§ Task directions
The complete listing should be restated word for word.

§ Dataset records
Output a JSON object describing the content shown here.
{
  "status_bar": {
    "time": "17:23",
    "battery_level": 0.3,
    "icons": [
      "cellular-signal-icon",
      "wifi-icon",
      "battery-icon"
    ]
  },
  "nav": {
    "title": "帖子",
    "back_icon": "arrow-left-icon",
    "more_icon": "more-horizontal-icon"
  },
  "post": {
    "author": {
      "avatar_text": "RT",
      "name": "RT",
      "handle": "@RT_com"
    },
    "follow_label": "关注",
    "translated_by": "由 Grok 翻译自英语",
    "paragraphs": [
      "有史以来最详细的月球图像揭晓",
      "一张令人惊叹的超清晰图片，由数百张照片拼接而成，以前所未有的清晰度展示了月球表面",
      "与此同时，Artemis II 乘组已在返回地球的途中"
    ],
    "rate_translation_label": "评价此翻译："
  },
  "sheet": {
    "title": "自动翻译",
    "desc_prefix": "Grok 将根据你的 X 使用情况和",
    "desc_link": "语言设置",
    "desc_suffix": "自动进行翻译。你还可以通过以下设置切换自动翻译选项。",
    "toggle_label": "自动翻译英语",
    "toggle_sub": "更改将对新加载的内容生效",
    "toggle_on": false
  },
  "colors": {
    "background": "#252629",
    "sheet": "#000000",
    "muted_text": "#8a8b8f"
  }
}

§ Answer space
Output a JSON object describing the content shown here.
{
  "status_bar": {
    "time": "17:23",
    "battery_level": 0.3,
    "icons": [
      "cellular-signal-icon",
      "wifi-icon",
      "battery-icon"
    ]
  },
  "nav": {
    "title": "帖子",
    "back_icon": "arrow-left-icon",
    "more_icon": "more-horizontal-icon"
  },
  "post": {
    "author": {
      "avatar_text": "RT",
      "name": "RT",
      "handle": "@RT_com"
    },
    "follow_label": "关注",
    "translated_by": "由 Grok 翻译自英语",
    "paragraphs": [
      "有史以来最详细的月球图像揭晓",
      "一张令人惊叹的超清晰图片，由数百张照片拼接而成，以前所未有的清晰度展示了月球表面",
      "与此同时，Artemis II 乘组已在返回地球的途中"
    ],
    "rate_translation_label": "评价此翻译："
  },
  "sheet": {
    "title": "自动翻译",
    "desc_prefix": "Grok 将根据你的 X 使用情况和",
    "desc_link": "语言设置",
    "desc_suffix": "自动进行翻译。你还可以通过以下设置切换自动翻译选项。",
    "toggle_label": "自动翻译英语",
    "toggle_sub": "更改将对新加载的内容生效",
    "toggle_on": false
  },
  "colors": {
    "background": "#252629",
    "sheet": "#000000",
    "muted_text": "#8a8b8f"
  }
}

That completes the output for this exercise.